──────── Data provided
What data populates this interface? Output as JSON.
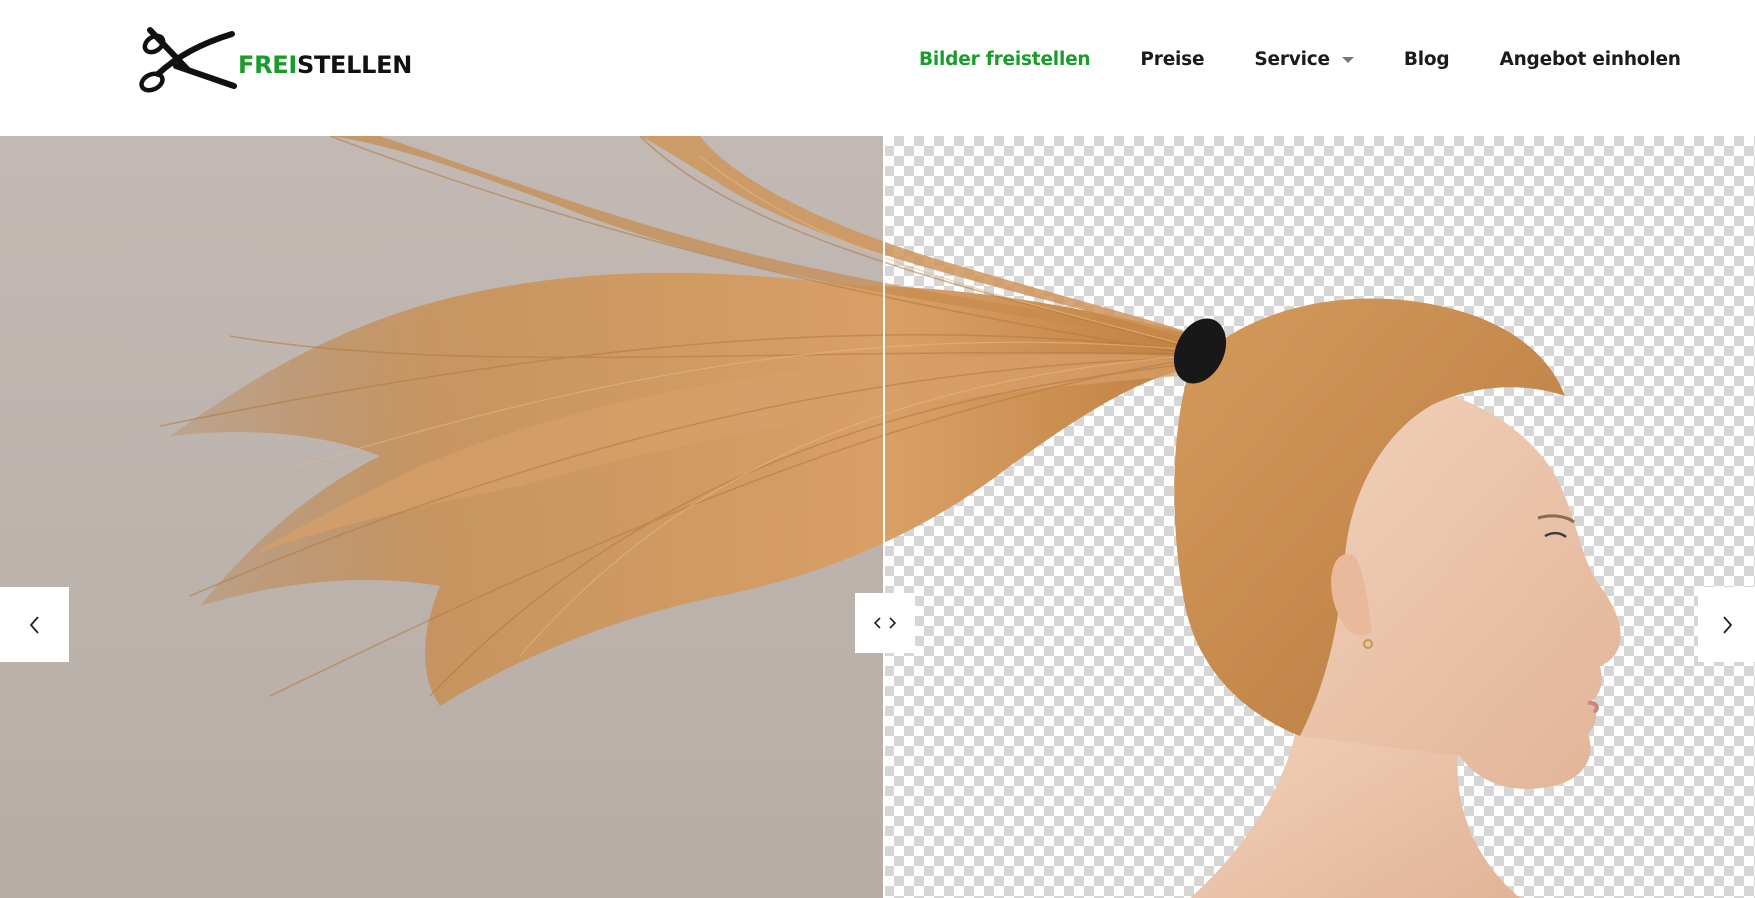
{
  "logo": {
    "text_accent": "FREI",
    "text_main": "STELLEN",
    "icon": "scissors-icon"
  },
  "nav": {
    "items": [
      {
        "label": "Bilder freistellen",
        "active": true
      },
      {
        "label": "Preise",
        "active": false
      },
      {
        "label": "Service",
        "active": false,
        "has_dropdown": true
      },
      {
        "label": "Blog",
        "active": false
      },
      {
        "label": "Angebot einholen",
        "active": false
      }
    ]
  },
  "slider": {
    "before_label": "Original photo with grey background",
    "after_label": "Cut-out photo on transparent background",
    "divider_position": 0.504,
    "prev_icon": "chevron-left-icon",
    "next_icon": "chevron-right-icon",
    "handle_icon": "left-right-arrows-icon"
  },
  "colors": {
    "accent": "#1a9c2c",
    "nav_text": "#1b1b1b",
    "background_before": "#bdb3ad",
    "checker_dark": "#d6d6d6",
    "checker_light": "#ffffff"
  }
}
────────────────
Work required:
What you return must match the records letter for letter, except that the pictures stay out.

Worked solution:
What data populates this interface? Output as JSON.
{
  "logo": {
    "text_accent": "FREI",
    "text_main": "STELLEN",
    "icon": "scissors-icon"
  },
  "nav": {
    "items": [
      {
        "label": "Bilder freistellen",
        "active": true
      },
      {
        "label": "Preise",
        "active": false
      },
      {
        "label": "Service",
        "active": false,
        "has_dropdown": true
      },
      {
        "label": "Blog",
        "active": false
      },
      {
        "label": "Angebot einholen",
        "active": false
      }
    ]
  },
  "slider": {
    "before_label": "Original photo with grey background",
    "after_label": "Cut-out photo on transparent background",
    "divider_position": 0.504,
    "prev_icon": "chevron-left-icon",
    "next_icon": "chevron-right-icon",
    "handle_icon": "left-right-arrows-icon"
  },
  "colors": {
    "accent": "#1a9c2c",
    "nav_text": "#1b1b1b",
    "background_before": "#bdb3ad",
    "checker_dark": "#d6d6d6",
    "checker_light": "#ffffff"
  }
}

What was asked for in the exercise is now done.